You know, Sean, the Japanese have a saying… ‘The nail that sticks out gets hammered.

The Fast and the Furious: Tokyo Drift (2006)

So, you’re about to start a project. You have your materials list and you’re following it by the letter. But when you get down to the bottom of the checklist, all it says is “nails.” Before you start to panic and hit the forums, take a deep breath and check out this quick guide to some common questions about nails. Don’t worry, it’s never as hard as you think it will be.

Before we cover a few of the vast array of nails out there, let’s make sure everyone is up to speed on the basics. Nails typically have three parts- the head (which you hit with the hammer), the point (which drives into your medium), and the shaft/shank (everything in between).

All three sections of nails can have different properties as well. Some heads will be flat, while others will be patterned. Shanks can be modified with little barbs or rings that add a bit more grip. Even tips can come in different shapes and sizes, from the common diamond point to the less common blunt point.

Woodworking nails work by displacing the wood they are driven into, not compacting it down. As such, nails that are driven haphazardly into the grain, or nails of the wrong type, can cause unwanted splitting, possibly even down the entire length of your board.

Steel nails are by and far the most common, but you can also buy nails made from iron, copper, aluminium, or brass. Most nails are also available to purchase galvanized. Galvanizing is a process where iron or steel parts are coated with a thin layer of zinc, adding some weather resistance. Almost all galvanized nails are steel.

Let’s get into a few different types of nails. First is the common nail. It’s pretty much exactly what you would picture a nail looking like. Common nails, as the name suggests, are used fairly commonly. They make up the majority of nails used in woodworking.

Probably the next most common nail is the finishing nail. Finishing nails generally have small, barrel-shaped heads barely wider than their shank. These nails are meant to be driven down past the flush of the wood using a nail set. This essentially hides the nail from view. Finishing nails are most commonly used to nail mouldings to walls. Couter-sinking the nail then allows you to paint over the tiny dimple left and hide the nail.

Brad nails are very similar to finishing nails, but are generally smaller in both scale and length. They are also used in mouldings, but because of their size, can be used in smaller frames and trim as well.

The little roofing nail has a larger head that is designed to firmly grip roofing and asphalt shingles to a structure. Most roofing nails are either galvanized or made of copper. When copper corrodes it actually strengthens its weather-resistant properties.

Box nails are similar to common nails, but have a thinner shank. This means they are less likely to split your wood, but they are also weaker. Framing nails and concrete nails are designed for- you guess it- framing and concrete, respectively.

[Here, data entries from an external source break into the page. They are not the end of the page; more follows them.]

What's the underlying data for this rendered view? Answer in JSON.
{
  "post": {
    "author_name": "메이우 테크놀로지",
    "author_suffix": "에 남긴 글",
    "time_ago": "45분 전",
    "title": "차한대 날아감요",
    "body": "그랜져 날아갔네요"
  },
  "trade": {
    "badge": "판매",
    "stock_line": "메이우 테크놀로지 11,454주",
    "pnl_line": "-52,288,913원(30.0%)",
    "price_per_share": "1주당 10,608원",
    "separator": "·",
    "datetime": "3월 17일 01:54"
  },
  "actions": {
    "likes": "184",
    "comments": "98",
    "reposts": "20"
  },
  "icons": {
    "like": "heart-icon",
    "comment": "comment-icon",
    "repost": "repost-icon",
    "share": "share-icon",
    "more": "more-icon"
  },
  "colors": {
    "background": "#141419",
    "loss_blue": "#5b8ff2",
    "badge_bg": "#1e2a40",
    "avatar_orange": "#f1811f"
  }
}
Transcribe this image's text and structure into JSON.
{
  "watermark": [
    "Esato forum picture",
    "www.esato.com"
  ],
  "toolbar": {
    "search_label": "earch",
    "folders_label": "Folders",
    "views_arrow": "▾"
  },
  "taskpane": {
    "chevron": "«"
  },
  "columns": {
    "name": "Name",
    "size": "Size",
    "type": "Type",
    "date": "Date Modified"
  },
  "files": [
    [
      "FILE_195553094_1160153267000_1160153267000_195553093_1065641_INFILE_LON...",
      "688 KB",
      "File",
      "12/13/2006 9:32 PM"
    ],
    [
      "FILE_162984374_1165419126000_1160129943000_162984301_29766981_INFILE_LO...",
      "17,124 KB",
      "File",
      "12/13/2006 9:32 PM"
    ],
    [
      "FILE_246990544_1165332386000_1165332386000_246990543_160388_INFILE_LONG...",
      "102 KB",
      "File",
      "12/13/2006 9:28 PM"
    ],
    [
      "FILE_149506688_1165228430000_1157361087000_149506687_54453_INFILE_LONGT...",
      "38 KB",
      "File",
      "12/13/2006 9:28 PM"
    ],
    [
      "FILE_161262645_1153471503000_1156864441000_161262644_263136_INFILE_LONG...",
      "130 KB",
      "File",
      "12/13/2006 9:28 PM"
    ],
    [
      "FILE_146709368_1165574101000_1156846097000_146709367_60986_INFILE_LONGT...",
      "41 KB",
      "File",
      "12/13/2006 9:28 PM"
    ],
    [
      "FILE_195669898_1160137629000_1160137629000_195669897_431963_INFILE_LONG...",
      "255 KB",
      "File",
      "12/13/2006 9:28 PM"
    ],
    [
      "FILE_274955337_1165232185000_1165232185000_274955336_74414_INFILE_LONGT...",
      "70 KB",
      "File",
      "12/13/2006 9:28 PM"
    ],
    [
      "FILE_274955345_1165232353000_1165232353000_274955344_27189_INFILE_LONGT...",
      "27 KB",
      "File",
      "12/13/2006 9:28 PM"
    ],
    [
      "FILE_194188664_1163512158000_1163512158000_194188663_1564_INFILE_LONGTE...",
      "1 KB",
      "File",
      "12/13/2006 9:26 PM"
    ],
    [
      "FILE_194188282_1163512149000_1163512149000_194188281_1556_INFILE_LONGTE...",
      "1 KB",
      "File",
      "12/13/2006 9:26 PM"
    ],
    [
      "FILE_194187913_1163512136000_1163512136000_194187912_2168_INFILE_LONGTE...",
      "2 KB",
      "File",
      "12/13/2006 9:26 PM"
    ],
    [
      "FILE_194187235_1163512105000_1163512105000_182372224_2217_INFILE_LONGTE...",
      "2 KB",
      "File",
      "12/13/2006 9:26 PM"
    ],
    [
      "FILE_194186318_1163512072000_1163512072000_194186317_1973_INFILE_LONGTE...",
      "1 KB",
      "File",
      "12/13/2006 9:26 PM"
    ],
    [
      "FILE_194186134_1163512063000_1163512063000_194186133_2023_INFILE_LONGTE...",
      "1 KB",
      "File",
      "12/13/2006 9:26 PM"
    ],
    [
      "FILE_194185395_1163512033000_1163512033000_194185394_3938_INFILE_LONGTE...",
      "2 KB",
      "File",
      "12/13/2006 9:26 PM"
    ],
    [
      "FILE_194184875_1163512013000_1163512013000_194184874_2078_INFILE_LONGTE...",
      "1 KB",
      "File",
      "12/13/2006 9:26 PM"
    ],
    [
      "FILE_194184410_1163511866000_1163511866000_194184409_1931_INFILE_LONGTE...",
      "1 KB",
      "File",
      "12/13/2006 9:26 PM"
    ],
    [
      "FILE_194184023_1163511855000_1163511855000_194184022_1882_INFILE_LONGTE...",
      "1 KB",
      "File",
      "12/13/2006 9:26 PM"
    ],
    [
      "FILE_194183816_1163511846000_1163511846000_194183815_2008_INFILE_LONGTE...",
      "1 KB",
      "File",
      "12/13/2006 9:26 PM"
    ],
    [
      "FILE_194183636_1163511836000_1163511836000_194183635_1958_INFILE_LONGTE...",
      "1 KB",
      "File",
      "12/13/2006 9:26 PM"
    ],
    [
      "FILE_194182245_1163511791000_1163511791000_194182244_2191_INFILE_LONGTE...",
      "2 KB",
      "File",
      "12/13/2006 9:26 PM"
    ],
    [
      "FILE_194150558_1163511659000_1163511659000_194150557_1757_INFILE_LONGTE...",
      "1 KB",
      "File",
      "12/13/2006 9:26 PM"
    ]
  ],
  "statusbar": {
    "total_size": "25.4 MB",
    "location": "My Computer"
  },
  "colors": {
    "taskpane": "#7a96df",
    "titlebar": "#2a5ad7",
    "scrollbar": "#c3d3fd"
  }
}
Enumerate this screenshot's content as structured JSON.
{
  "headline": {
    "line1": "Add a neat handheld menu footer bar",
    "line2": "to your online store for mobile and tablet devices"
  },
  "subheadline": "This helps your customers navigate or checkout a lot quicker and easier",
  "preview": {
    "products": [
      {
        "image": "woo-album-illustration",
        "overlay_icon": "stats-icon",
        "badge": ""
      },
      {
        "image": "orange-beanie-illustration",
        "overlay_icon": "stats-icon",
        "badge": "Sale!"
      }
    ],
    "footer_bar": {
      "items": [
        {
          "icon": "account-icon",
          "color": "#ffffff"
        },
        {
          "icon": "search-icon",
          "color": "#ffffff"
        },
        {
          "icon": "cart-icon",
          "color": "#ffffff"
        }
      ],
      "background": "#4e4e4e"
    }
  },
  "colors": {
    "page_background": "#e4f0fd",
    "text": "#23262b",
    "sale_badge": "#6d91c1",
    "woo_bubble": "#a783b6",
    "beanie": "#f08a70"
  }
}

The rings around the drywall nail are designed to help hold it in place once it is driven into drywall. Because of the composition of drywall, smooth nails have a much harder time holding.

There’s no shortage of nail variety out there. There are plenty of other factors to consider as well, such as length and thickness. All this can make buying nails a little more complicated than it may seem at first, so hopefully this short guide can help you navigate the initially overwhelming world of nails.